Component data from apps and pages:
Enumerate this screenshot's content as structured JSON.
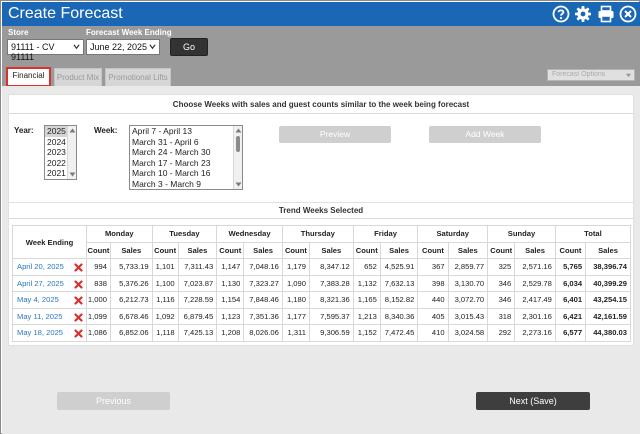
{
  "header": {
    "title": "Create Forecast",
    "color": "#1a67b6",
    "icons": [
      "help-icon",
      "gear-icon",
      "print-icon",
      "close-icon"
    ]
  },
  "filters": {
    "store_label": "Store",
    "store_value": "91111 - CV 91111",
    "week_label": "Forecast Week Ending",
    "week_value": "June 22, 2025",
    "go_label": "Go"
  },
  "tabs": [
    {
      "label": "Financial",
      "active": true
    },
    {
      "label": "Product Mix",
      "active": false
    },
    {
      "label": "Promotional Lifts",
      "active": false
    }
  ],
  "forecast_options": "Forecast Options",
  "choose": {
    "title": "Choose Weeks with sales and guest counts similar to the week being forecast",
    "year_label": "Year:",
    "years": [
      "2025",
      "2024",
      "2023",
      "2022",
      "2021"
    ],
    "selected_year": "2025",
    "week_label": "Week:",
    "weeks": [
      "April 7 - April 13",
      "March 31 - April 6",
      "March 24 - March 30",
      "March 17 - March 23",
      "March 10 - March 16",
      "March 3 - March 9"
    ],
    "preview_label": "Preview",
    "add_week_label": "Add Week"
  },
  "trend": {
    "title": "Trend Weeks Selected",
    "week_ending_header": "Week Ending",
    "days": [
      "Monday",
      "Tuesday",
      "Wednesday",
      "Thursday",
      "Friday",
      "Saturday",
      "Sunday",
      "Total"
    ],
    "count_label": "Count",
    "sales_label": "Sales",
    "rows": [
      {
        "week": "April 20, 2025",
        "values": [
          "994",
          "5,733.19",
          "1,101",
          "7,311.43",
          "1,147",
          "7,048.16",
          "1,179",
          "8,347.12",
          "652",
          "4,525.91",
          "367",
          "2,859.77",
          "325",
          "2,571.16",
          "5,765",
          "38,396.74"
        ]
      },
      {
        "week": "April 27, 2025",
        "values": [
          "838",
          "5,376.26",
          "1,100",
          "7,023.87",
          "1,130",
          "7,323.27",
          "1,090",
          "7,383.28",
          "1,132",
          "7,632.13",
          "398",
          "3,130.70",
          "346",
          "2,529.78",
          "6,034",
          "40,399.29"
        ]
      },
      {
        "week": "May 4, 2025",
        "values": [
          "1,000",
          "6,212.73",
          "1,116",
          "7,228.59",
          "1,154",
          "7,848.46",
          "1,180",
          "8,321.36",
          "1,165",
          "8,152.82",
          "440",
          "3,072.70",
          "346",
          "2,417.49",
          "6,401",
          "43,254.15"
        ]
      },
      {
        "week": "May 11, 2025",
        "values": [
          "1,099",
          "6,678.46",
          "1,092",
          "6,879.45",
          "1,123",
          "7,351.36",
          "1,177",
          "7,595.37",
          "1,213",
          "8,340.36",
          "405",
          "3,015.43",
          "318",
          "2,301.16",
          "6,421",
          "42,161.59"
        ]
      },
      {
        "week": "May 18, 2025",
        "values": [
          "1,086",
          "6,852.06",
          "1,118",
          "7,425.13",
          "1,208",
          "8,026.06",
          "1,311",
          "9,306.59",
          "1,152",
          "7,472.45",
          "410",
          "3,024.58",
          "292",
          "2,273.16",
          "6,577",
          "44,380.03"
        ]
      }
    ]
  },
  "footer": {
    "previous_label": "Previous",
    "next_label": "Next (Save)"
  }
}
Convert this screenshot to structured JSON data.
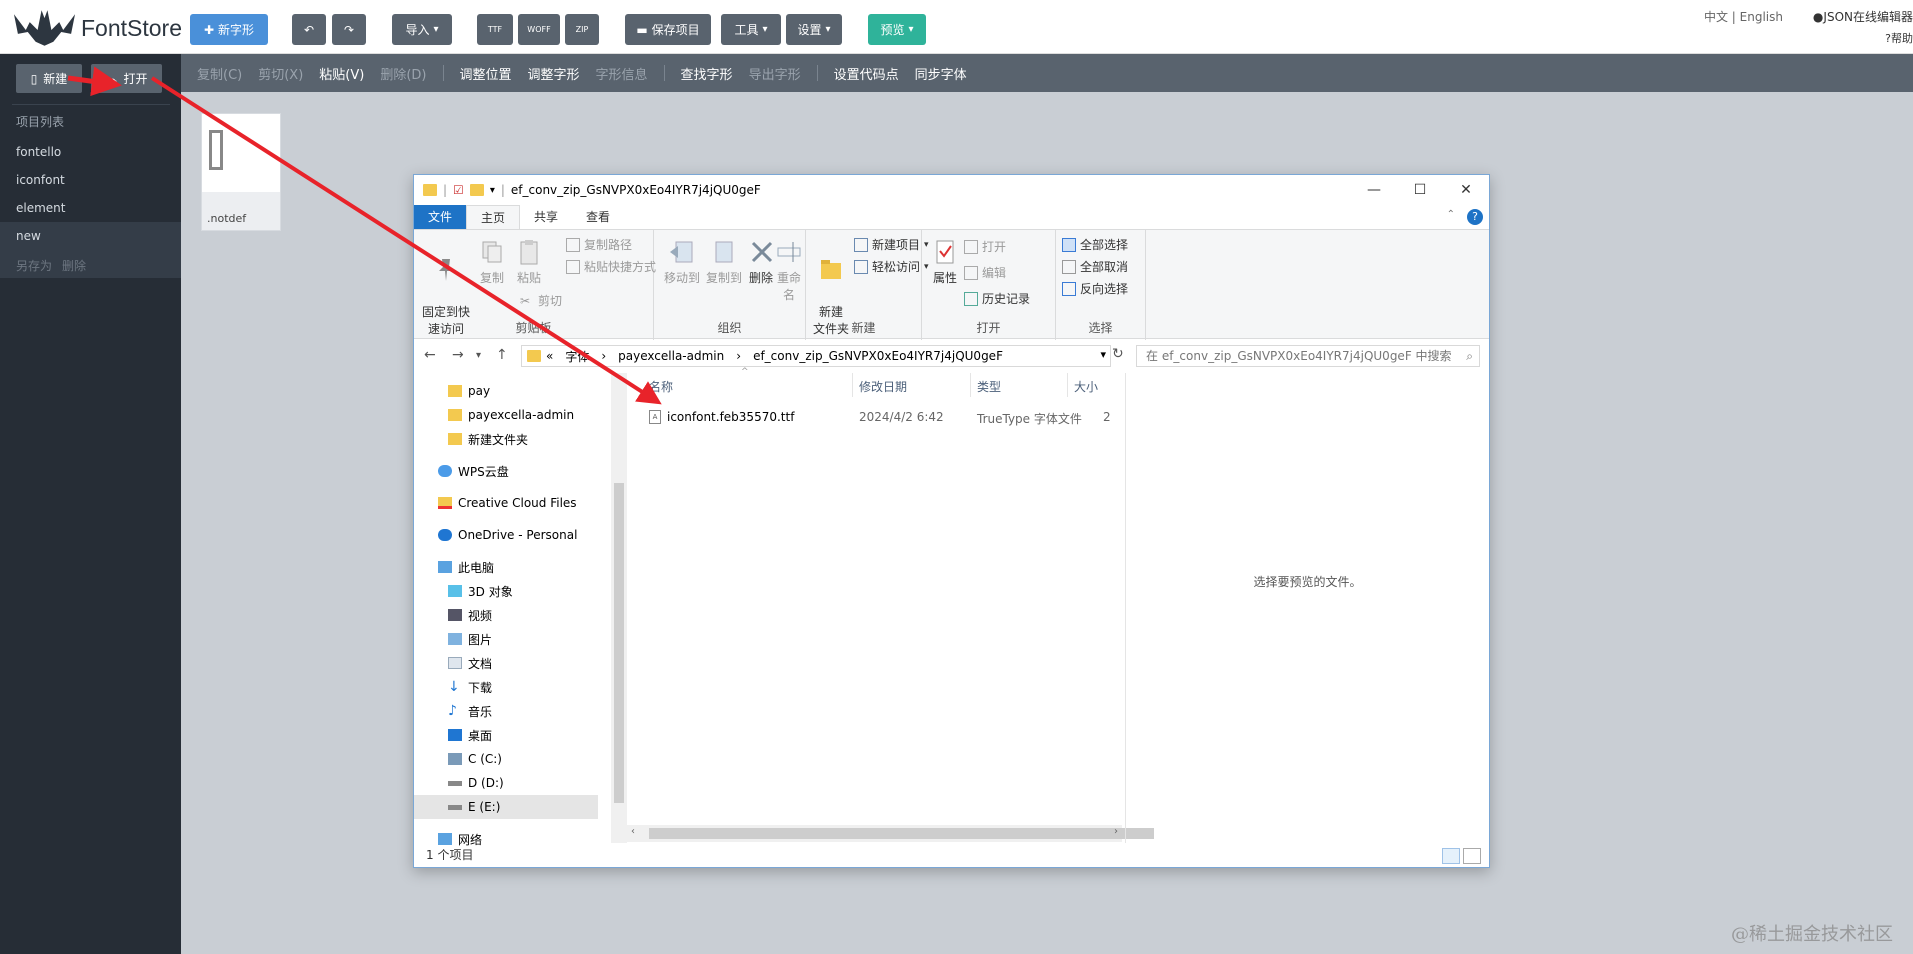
{
  "header": {
    "logo_text": "FontStore",
    "new_glyph": "新字形",
    "import": "导入",
    "ttf": "TTF",
    "woff": "WOFF",
    "zip": "ZIP",
    "save_project": "保存项目",
    "tools": "工具",
    "settings": "设置",
    "preview": "预览",
    "lang": "中文 | English",
    "json_editor": "JSON在线编辑器",
    "help": "帮助"
  },
  "sidebar": {
    "new_btn": "新建",
    "open_btn": "打开",
    "section_title": "项目列表",
    "items": [
      "fontello",
      "iconfont",
      "element",
      "new"
    ],
    "save_as": "另存为",
    "delete": "删除"
  },
  "toolbar2": {
    "copy": "复制(C)",
    "cut": "剪切(X)",
    "paste": "粘贴(V)",
    "delete": "删除(D)",
    "adjust_pos": "调整位置",
    "adjust_glyph": "调整字形",
    "glyph_info": "字形信息",
    "find_glyph": "查找字形",
    "export_glyph": "导出字形",
    "set_codepoint": "设置代码点",
    "sync_font": "同步字体"
  },
  "glyph": {
    "name": ".notdef"
  },
  "explorer": {
    "title": "ef_conv_zip_GsNVPX0xEo4IYR7j4jQU0geF",
    "tabs": [
      "文件",
      "主页",
      "共享",
      "查看"
    ],
    "ribbon": {
      "pin": "固定到快\n速访问",
      "copy": "复制",
      "paste": "粘贴",
      "copy_path": "复制路径",
      "paste_shortcut": "粘贴快捷方式",
      "cut": "剪切",
      "clipboard": "剪贴板",
      "move_to": "移动到",
      "copy_to": "复制到",
      "delete": "删除",
      "rename": "重命名",
      "organize": "组织",
      "new_folder": "新建\n文件夹",
      "new_item": "新建项目",
      "easy_access": "轻松访问",
      "new": "新建",
      "properties": "属性",
      "open": "打开",
      "edit": "编辑",
      "history": "历史记录",
      "open_group": "打开",
      "select_all": "全部选择",
      "select_none": "全部取消",
      "invert": "反向选择",
      "select_group": "选择"
    },
    "address": [
      "«",
      "字体",
      "payexcella-admin",
      "ef_conv_zip_GsNVPX0xEo4IYR7j4jQU0geF"
    ],
    "search_placeholder": "在 ef_conv_zip_GsNVPX0xEo4IYR7j4jQU0geF 中搜索",
    "tree": [
      "pay",
      "payexcella-admin",
      "新建文件夹",
      "WPS云盘",
      "Creative Cloud Files",
      "OneDrive - Personal",
      "此电脑",
      "3D 对象",
      "视频",
      "图片",
      "文档",
      "下载",
      "音乐",
      "桌面",
      "C (C:)",
      "D (D:)",
      "E (E:)",
      "网络"
    ],
    "columns": [
      "名称",
      "修改日期",
      "类型",
      "大小"
    ],
    "file": {
      "name": "iconfont.feb35570.ttf",
      "date": "2024/4/2 6:42",
      "type": "TrueType 字体文件",
      "size": "2"
    },
    "preview_hint": "选择要预览的文件。",
    "status": "1 个项目"
  },
  "watermark": "@稀土掘金技术社区"
}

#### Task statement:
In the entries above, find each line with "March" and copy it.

#### Response to this exercise:
      "March 31 - April 6",
      "March 24 - March 30",
      "March 17 - March 23",
      "March 10 - March 16",
      "March 3 - March 9"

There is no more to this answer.